Are you feeling like your photography needs an extra motivational kick? Do you want to try something a bit different and challenge your creativity? How about setting yourself a photographic ‘study’ or ‘mini-project’ on one single subject, to be undertaken in one single sitting?
I was motivated to do a mini-study one recent Christmas holidays when I was admiring the decorative lights on our Christmas tree. These multi-coloured lights made a cheerful and festive glow in our darkened living room and my mind soon turned to pondering the different ways I could photograph them. Not to be dissuaded by the late hour – it was nearly 10pm – I eagerly grabbed my camera and started to formulate a plan. My goal was to explore several different photographic techniques and see what varied effects I could produce.
Get Moving – Zoom Zoom
I tried a few ‘static’ shots first, but felt this approach would be fairly limited, so instead, I began to focus on images which would contain movement in one form or another.
I started out with a simple, continuous zoom burst with a one second exposure. ‘Speed Warp’ was one of the very early shots in the series and this particular technique was the first one which sprang to mind.
I followed the continuous zoom burst with a more staggered, jerky zoom effect where I would zoom, pause, zoom, and pause within a two second exposure.
Here’s another take on the zoom burst – this time I’ve zoomed in and out, and in and out within the single exposure.
On Closer Inspection
I decided to move in closer for these next few shots and experiment with moving the camera to create different shapes.
This is a more curvaceous interpretation, reminding me of a cascading waterfall.
Experimenting with more geometric shapes, ‘Boxed In’ plays with squares.
And as the title suggests, ‘Triangular’ explores these recurring patterns.
I also tried some rapid, horizontal panning shots.
‘Gone in a Flash’ is a straight pass without any additional camera movement. While I enjoy the grand, sweeping gesture, I decided to get a little more adventurous and moved the camera within the pan. I managed to achieve some quite different effects…smooth and flowing.
Then more angular and distinct – ‘Arrhythmia’ reminds me of a heart rate monitor while ‘V Formation’ is even more quirky.
I finally decided to change the orientation of my panning action and made a vertical pan instead.

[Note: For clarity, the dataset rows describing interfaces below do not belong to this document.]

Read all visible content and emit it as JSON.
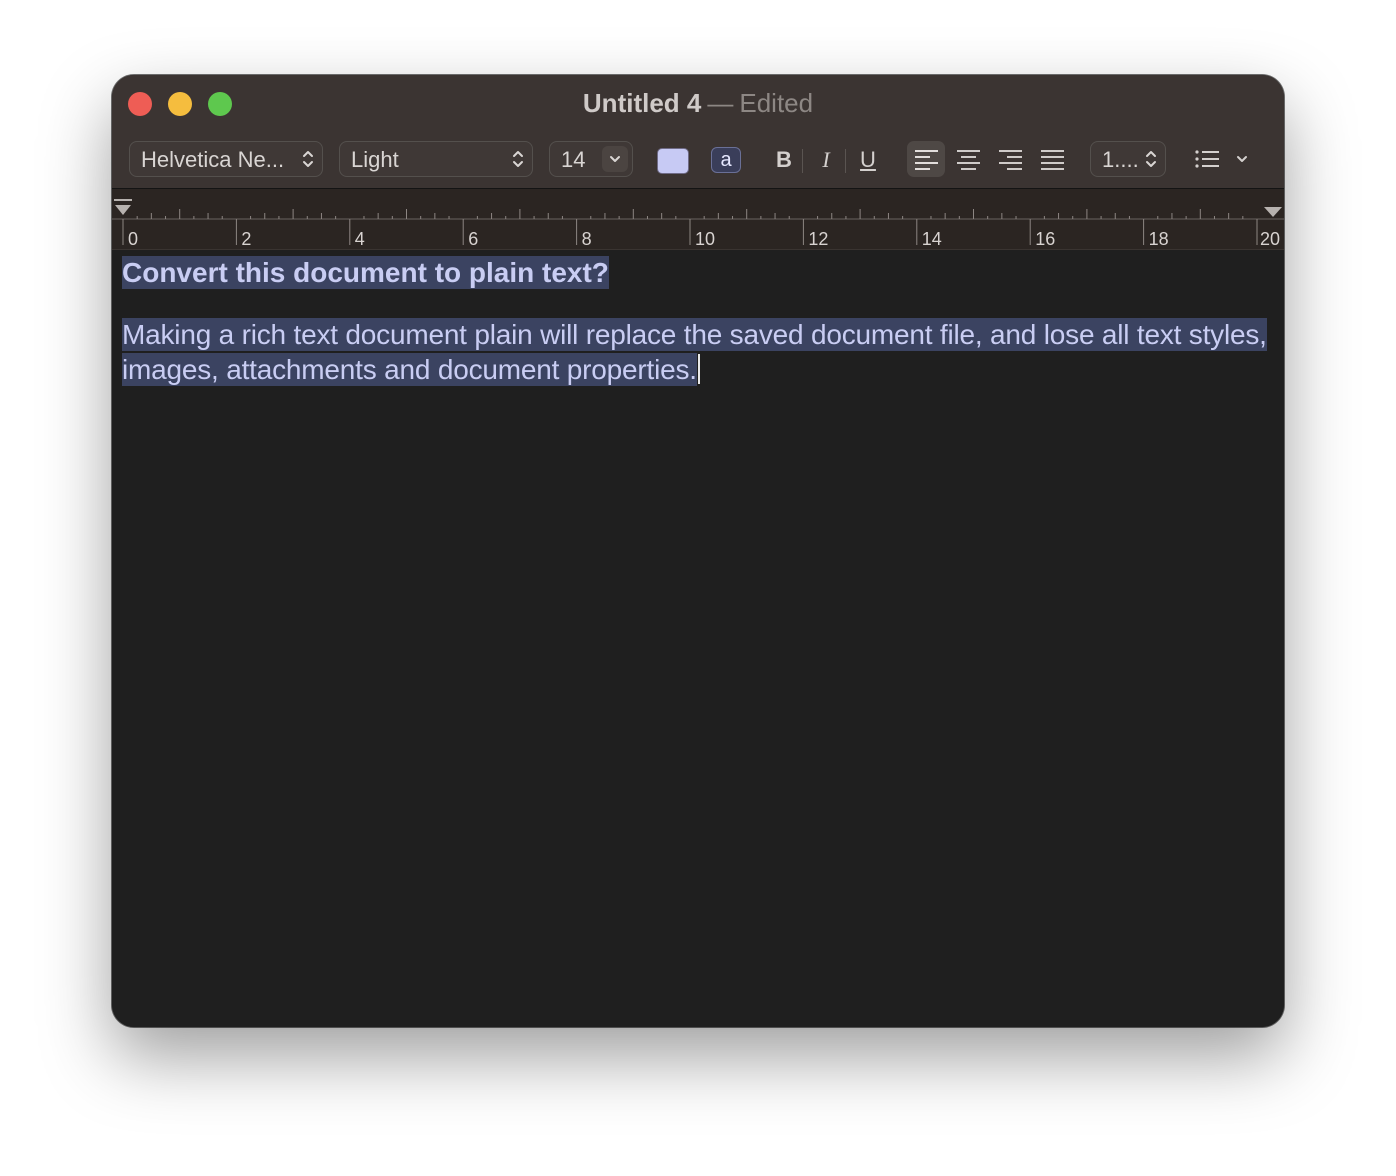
{
  "window": {
    "title": "Untitled 4",
    "separator": "—",
    "status": "Edited"
  },
  "toolbar": {
    "font_family": "Helvetica Ne...",
    "font_style": "Light",
    "font_size": "14",
    "text_color": "#c7caf4",
    "background_label": "a",
    "bold_label": "B",
    "italic_label": "I",
    "underline_label": "U",
    "alignment_active": "left",
    "line_spacing": "1...."
  },
  "ruler": {
    "labels": [
      "0",
      "2",
      "4",
      "6",
      "8",
      "10",
      "12",
      "14",
      "16",
      "18",
      "20"
    ]
  },
  "document": {
    "heading": "Convert this document to plain text?",
    "line1": "Making a rich text document plain will replace the saved document file, and lose all text styles,",
    "line2": "images, attachments and document properties."
  },
  "colors": {
    "accent_text": "#c9cdf3",
    "selection": "#3b4361",
    "titlebar": "#3b3432",
    "editor_bg": "#1f1f1f"
  }
}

I enjoy this shot as I think it retains the shape of the Christmas tree quite well. In fact, ‘Fairy Lights’ was taken near the end of my photo shoot and is really the culmination of all of the previous experimentation and refinement.
Take the Challenge
I can highly recommend the challenge of a mini-study. They’re great fun and will definitely get you thinking more diversely and creatively. I still have fond memories of that night when my Christmas lights began to dance in ways I’d never imagined!